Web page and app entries
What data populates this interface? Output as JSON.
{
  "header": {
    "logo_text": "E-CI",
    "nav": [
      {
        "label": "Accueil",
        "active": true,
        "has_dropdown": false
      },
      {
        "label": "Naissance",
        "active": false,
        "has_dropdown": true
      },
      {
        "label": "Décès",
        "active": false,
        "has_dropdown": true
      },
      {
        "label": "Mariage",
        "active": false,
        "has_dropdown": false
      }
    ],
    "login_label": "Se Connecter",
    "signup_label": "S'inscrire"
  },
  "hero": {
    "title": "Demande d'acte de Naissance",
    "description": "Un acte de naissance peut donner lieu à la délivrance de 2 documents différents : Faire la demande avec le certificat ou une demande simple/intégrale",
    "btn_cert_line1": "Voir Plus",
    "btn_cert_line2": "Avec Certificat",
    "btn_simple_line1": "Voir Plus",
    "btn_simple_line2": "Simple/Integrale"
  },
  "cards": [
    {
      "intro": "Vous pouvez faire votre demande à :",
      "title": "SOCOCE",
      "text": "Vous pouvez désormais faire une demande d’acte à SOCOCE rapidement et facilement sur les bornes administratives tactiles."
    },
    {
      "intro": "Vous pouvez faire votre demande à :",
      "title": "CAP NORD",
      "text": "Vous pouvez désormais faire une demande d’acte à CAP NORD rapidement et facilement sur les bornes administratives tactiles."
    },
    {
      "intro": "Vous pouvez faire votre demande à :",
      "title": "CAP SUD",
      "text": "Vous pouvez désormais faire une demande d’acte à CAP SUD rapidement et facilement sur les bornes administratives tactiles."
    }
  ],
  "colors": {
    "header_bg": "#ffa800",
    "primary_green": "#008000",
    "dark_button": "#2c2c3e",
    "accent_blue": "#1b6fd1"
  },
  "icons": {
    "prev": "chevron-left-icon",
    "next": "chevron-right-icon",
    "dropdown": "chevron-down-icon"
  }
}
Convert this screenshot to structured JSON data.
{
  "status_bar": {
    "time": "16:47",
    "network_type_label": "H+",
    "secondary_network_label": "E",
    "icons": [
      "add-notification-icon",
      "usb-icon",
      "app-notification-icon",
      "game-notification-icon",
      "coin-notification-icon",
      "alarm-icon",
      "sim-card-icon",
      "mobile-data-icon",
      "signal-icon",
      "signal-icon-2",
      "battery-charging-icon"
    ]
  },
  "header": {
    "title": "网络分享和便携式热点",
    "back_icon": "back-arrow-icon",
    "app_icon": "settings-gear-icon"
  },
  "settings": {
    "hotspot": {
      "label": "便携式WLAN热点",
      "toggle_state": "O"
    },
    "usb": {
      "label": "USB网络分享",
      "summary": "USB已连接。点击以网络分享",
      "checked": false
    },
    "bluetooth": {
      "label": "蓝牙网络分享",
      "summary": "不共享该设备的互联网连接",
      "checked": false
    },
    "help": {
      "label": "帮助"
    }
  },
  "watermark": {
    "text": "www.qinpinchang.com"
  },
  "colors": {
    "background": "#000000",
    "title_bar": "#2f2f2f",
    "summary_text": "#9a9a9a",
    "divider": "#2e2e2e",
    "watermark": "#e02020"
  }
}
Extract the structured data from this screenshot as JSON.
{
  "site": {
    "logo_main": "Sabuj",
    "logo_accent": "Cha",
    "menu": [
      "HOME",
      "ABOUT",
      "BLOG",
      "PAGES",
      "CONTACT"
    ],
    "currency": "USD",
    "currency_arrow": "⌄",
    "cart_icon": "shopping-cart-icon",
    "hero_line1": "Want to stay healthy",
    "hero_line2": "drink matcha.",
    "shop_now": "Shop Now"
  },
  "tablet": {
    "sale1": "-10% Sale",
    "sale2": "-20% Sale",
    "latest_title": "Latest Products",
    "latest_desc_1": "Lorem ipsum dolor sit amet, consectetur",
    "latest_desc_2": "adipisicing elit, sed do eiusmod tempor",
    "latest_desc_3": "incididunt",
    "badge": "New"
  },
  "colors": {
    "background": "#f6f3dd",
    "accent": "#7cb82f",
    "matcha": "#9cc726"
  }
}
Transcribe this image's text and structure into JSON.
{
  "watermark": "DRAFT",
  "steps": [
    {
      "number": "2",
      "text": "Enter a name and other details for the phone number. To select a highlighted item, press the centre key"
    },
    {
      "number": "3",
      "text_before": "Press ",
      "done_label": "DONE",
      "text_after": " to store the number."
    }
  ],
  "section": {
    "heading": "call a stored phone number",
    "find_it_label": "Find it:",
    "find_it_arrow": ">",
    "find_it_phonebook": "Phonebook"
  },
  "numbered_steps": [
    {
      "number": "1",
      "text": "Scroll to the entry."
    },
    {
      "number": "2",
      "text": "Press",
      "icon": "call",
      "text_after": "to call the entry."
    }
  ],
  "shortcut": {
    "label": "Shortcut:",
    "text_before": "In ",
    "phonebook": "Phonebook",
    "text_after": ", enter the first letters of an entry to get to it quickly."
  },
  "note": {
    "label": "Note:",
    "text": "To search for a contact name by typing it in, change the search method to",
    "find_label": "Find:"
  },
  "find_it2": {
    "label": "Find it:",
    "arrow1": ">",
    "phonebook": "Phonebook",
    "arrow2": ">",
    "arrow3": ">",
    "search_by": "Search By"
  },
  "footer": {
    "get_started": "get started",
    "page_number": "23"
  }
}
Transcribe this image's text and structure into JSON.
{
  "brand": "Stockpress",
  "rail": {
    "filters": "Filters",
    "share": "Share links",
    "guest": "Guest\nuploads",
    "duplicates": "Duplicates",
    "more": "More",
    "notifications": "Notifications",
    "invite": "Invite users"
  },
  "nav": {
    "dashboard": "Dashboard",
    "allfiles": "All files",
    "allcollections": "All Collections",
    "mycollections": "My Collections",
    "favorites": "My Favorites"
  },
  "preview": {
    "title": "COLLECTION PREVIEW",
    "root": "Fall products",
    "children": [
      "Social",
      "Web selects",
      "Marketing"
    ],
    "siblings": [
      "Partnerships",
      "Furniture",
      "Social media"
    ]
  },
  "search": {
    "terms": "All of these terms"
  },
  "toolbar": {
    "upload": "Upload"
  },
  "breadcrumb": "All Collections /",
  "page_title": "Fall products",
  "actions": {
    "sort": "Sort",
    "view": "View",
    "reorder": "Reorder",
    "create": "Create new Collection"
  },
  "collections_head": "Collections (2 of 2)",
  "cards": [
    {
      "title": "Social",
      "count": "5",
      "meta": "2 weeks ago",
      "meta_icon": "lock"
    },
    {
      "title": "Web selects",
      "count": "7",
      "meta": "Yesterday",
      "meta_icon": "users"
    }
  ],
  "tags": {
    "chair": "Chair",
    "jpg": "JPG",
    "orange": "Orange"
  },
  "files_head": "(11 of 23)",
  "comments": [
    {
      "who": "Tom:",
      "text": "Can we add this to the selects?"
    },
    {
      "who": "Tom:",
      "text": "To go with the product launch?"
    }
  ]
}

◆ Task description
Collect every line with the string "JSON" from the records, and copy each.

◆ Response below
What data populates this interface? Output as JSON.
Convert this screenshot to structured JSON data.
Extract the structured data from this screenshot as JSON.
Transcribe this image's text and structure into JSON.
Transcribe this image's text and structure into JSON.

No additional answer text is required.